[Opening Data provided section]

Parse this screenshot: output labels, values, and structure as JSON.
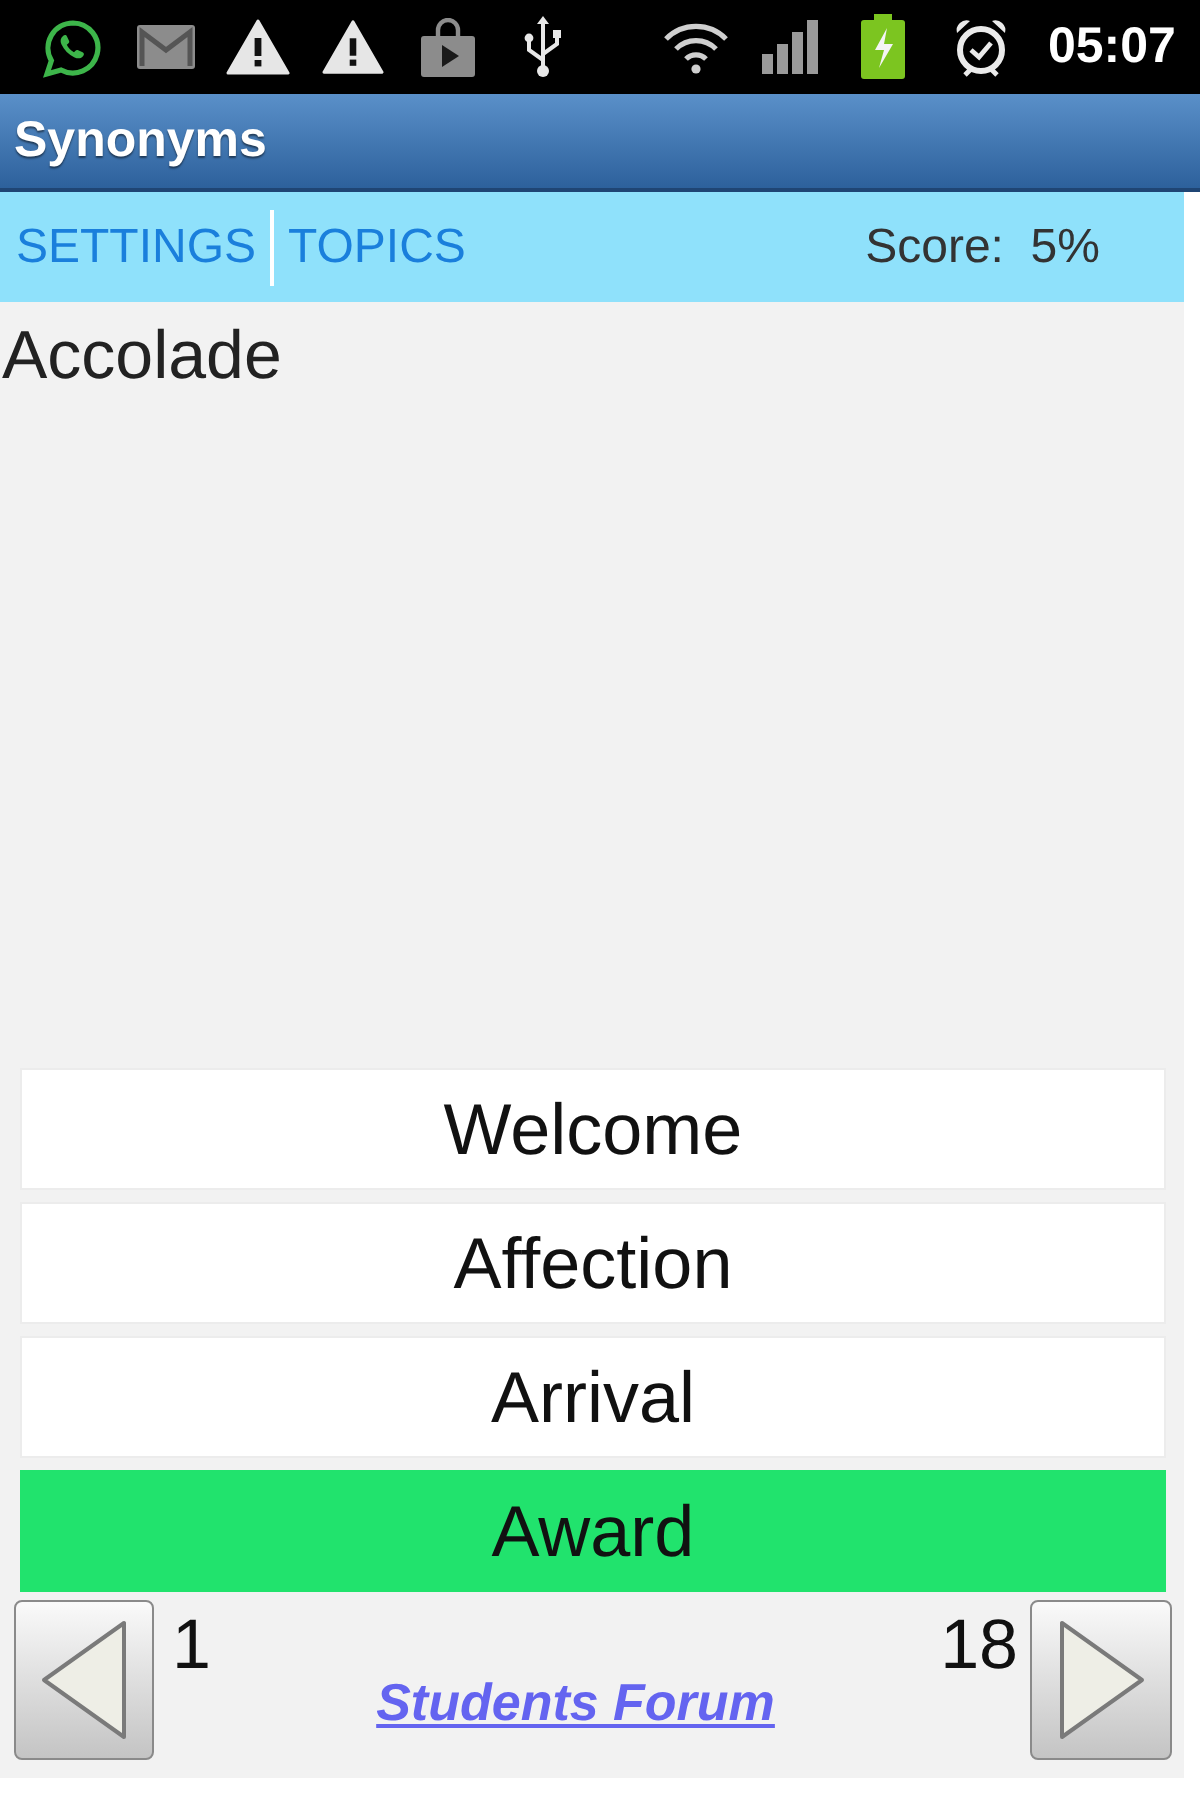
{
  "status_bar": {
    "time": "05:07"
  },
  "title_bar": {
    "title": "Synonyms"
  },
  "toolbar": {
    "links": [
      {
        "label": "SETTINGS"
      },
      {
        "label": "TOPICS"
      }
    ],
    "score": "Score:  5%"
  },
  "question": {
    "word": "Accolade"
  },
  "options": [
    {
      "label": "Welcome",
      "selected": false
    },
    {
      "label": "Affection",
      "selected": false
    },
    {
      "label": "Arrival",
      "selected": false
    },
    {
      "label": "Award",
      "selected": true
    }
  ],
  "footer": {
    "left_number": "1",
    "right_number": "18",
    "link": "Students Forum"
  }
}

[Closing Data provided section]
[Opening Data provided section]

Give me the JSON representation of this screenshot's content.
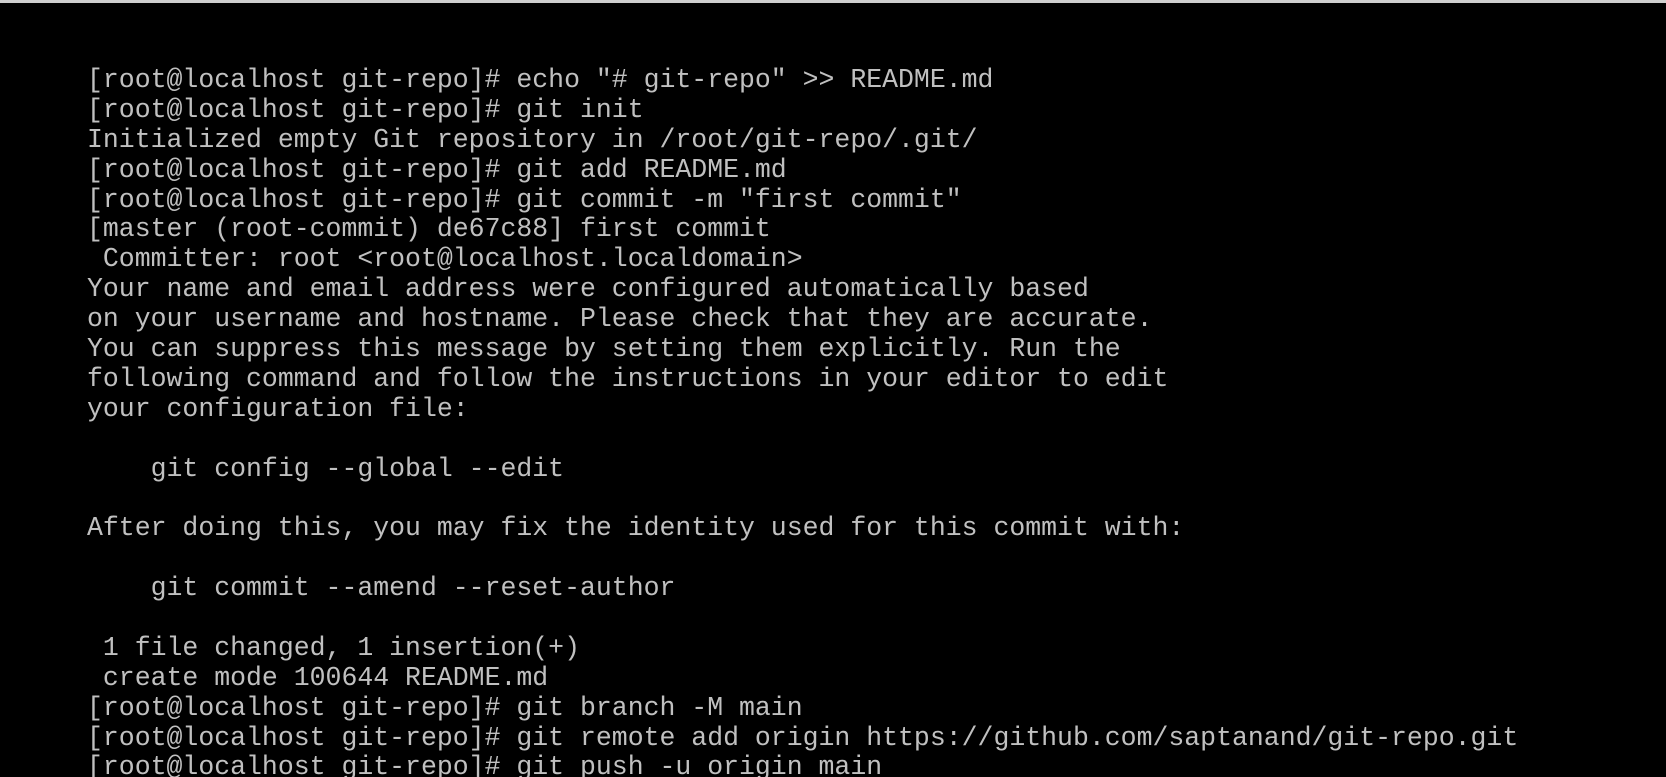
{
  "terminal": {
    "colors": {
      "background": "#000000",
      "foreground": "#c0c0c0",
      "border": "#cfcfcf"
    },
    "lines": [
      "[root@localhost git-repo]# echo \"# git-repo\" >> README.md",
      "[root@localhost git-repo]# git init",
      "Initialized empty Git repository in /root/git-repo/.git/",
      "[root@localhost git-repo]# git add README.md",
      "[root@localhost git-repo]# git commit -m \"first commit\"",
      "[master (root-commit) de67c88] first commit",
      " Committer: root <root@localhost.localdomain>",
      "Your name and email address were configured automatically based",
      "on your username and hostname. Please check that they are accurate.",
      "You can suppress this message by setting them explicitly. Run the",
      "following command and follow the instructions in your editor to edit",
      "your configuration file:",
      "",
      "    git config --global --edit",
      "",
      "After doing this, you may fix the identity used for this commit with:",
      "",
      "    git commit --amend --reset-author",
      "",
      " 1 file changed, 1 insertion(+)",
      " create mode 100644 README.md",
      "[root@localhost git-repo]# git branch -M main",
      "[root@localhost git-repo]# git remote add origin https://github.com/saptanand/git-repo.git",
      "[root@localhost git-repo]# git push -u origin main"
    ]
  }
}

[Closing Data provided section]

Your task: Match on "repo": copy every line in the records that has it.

Exercise output:
      "[root@localhost git-repo]# echo \"# git-repo\" >> README.md",
      "[root@localhost git-repo]# git init",
      "Initialized empty Git repository in /root/git-repo/.git/",
      "[root@localhost git-repo]# git add README.md",
      "[root@localhost git-repo]# git commit -m \"first commit\"",
      "[root@localhost git-repo]# git branch -M main",
      "[root@localhost git-repo]# git remote add origin https://github.com/saptanand/git-repo.git",
      "[root@localhost git-repo]# git push -u origin main"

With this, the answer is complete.